I don’t remember the day I found out my nephew was diagnosed with autism. I remember they day I found out I had high cholesterol, because in the back of my mind the fear was already set that this meant my life would spiral into a land of tofu and mock chicken.
But I don’t remember the day my nephew was diagnosed with autism. Perhaps because I am a terrible aunt. Or perhaps because I didn’t really understand what it meant to be autistic.
I do however, remember the first time I realized autism made my nephew different. see, for a long time I thought he was babied to a point of no return. Being the first grand and great grandchild it made sense he was allowed to eat messy food in places us mere first generationers would have never been thought to go. And to jump on beds we only wished to touch with bare feet. But it boiled my blood to watch my family spoon feed a three-year-old through tangible and mental means.
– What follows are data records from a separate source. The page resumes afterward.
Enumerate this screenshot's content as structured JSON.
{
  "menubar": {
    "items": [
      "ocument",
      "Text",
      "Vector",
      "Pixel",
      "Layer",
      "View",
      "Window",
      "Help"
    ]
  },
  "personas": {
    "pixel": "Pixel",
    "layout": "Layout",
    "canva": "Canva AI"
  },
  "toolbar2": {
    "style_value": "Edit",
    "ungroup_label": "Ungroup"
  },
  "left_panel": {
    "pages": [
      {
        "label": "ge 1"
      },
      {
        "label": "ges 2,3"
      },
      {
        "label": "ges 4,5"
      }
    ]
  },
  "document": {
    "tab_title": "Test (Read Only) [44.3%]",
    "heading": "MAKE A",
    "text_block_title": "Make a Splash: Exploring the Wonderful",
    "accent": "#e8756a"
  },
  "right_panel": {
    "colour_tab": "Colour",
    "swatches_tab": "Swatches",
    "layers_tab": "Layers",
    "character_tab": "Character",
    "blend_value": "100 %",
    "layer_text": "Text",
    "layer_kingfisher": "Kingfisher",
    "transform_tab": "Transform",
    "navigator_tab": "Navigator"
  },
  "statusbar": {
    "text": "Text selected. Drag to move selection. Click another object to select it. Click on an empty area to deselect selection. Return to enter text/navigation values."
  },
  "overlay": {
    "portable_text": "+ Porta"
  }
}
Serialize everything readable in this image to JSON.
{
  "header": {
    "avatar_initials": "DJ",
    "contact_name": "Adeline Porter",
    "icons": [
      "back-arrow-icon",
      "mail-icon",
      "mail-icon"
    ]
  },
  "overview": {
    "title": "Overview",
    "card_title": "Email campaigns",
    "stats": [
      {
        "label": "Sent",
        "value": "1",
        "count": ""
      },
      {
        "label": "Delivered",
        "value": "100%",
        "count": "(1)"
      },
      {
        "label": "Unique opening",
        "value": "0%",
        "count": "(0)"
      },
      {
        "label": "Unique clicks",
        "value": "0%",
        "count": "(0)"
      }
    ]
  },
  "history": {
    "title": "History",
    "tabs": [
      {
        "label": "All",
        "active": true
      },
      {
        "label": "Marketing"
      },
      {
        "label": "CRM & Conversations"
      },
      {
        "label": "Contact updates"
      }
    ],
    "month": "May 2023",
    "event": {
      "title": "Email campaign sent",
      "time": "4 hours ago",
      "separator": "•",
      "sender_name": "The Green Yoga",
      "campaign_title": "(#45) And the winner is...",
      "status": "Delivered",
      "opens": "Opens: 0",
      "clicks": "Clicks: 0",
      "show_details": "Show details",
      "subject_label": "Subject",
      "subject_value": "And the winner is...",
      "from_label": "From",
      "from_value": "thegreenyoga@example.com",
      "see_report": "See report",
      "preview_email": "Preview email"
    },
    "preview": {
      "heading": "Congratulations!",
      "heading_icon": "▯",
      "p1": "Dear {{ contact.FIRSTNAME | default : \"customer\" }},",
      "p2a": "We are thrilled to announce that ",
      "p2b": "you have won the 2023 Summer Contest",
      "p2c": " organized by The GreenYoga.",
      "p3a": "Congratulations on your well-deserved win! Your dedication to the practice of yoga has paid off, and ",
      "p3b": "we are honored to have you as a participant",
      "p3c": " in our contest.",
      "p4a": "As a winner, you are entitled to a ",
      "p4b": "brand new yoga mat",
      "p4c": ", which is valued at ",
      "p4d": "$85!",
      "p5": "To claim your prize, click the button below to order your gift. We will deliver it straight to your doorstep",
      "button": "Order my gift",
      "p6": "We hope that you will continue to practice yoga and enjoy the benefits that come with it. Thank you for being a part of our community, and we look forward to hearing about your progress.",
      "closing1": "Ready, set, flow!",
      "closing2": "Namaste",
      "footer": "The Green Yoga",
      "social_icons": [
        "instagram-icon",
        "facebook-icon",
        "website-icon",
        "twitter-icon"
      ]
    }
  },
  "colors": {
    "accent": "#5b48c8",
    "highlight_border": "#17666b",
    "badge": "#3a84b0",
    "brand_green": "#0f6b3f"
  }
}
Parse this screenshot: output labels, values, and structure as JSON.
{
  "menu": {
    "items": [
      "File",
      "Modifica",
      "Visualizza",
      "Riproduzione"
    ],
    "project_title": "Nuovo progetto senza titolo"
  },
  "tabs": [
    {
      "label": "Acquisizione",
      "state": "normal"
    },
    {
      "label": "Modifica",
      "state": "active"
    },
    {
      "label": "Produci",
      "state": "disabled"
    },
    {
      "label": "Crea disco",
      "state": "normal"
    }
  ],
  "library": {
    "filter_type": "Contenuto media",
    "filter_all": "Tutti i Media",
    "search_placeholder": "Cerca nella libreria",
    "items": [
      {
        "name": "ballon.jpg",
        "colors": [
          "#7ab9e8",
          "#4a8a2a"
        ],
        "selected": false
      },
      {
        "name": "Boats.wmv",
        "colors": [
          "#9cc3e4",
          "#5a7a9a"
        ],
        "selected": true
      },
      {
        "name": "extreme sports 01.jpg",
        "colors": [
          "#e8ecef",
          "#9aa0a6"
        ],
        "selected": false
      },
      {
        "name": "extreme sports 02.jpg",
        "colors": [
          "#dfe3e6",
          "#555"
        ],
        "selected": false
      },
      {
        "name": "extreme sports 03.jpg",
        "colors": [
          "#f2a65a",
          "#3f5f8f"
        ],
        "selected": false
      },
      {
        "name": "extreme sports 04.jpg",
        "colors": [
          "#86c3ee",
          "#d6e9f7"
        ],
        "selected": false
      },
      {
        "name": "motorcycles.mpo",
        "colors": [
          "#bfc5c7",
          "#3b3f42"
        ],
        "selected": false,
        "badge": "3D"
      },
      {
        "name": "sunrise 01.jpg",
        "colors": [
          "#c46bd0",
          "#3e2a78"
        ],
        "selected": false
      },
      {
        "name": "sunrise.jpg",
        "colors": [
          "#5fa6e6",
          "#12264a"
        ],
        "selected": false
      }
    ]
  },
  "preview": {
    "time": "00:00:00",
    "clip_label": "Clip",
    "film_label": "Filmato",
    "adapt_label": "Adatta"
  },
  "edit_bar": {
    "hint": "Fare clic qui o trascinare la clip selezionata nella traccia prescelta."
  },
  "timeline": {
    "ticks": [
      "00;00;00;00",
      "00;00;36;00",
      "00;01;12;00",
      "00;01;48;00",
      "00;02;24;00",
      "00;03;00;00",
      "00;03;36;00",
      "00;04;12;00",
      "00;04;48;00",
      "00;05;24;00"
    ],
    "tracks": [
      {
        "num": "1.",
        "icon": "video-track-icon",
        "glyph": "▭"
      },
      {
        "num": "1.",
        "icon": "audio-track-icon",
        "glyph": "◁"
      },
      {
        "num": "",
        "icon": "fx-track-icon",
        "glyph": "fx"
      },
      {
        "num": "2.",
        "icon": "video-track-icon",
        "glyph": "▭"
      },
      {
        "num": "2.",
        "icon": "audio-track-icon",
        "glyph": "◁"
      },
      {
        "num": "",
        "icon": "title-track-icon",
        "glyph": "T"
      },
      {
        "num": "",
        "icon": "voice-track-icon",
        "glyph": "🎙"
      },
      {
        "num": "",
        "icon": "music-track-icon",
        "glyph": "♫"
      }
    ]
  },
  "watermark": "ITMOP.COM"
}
Then there was this day that changed my mind.
My sister and I brought my nephew to our childhood neighborhood hay ride during christmas time. As most of these functions go, we waited in an astronomical line for a not so spectacular ride. As our time slowly approached and the hay ride began to fill, it was clear we were not going to make this go around.
Being the first kid to not enter a ride of any sort is a tough pill to swallow, though for my nephew it seemed different. As the disappointment dust settled for the other four and five-year-olds his only grew stronger.
“The train is NEVER going to come back.”
“We will get on the next one.”
“It will never come back.”
I looked at my sister as she began to ration with my nephew.
“THE TRAIN IS NEVER COMING BACK.”
Most children were upset that they did not make the previous ride, but he was not. His concern lay in the thought that this ride would never return.
The words quietly repeating as we stood still. A change in pitch, a change in fear, he knew all too well in his mind that train was never coming back. And though I knew all too well that was not correct, he continued to let the thought consume him.
As I looked around it became clear that it was consuming others as well. Not because grown adults were now in fear that a trailer hitched to a 2000 truck would never return, but in their eyes they could not understand why this kid didn’t get it. Why their children, who look exactly the same on the outside as my nephew, seemed to have come to terms with the situation and this little blonde headed boy just wasn’t.
I watched as they shot condescending looks in my sisters direction. And I watched as my sister who once went screaming down the street after her puppy pug which had escaped her grasp calmly comforted her child without a thought of anything else.
It was the first time I realized my nephew was autistic and the first time I was confronted with my own viewpoints head on. I looked at those parents and realized just how I had come across all these years before. Not understanding, and not caring to try. It was the first time I realized just what a blessing this skinny, toe-headed boy who thought V-necks were broken shirts was to our lives. It was the first time I truly understood what unconditional love felt like.
I boarded the hay ride with tears in my eyes, and refrained from singing carols along with the rest of the passengers, as Brayden said he didn’t enjoy the noise. And that was okay.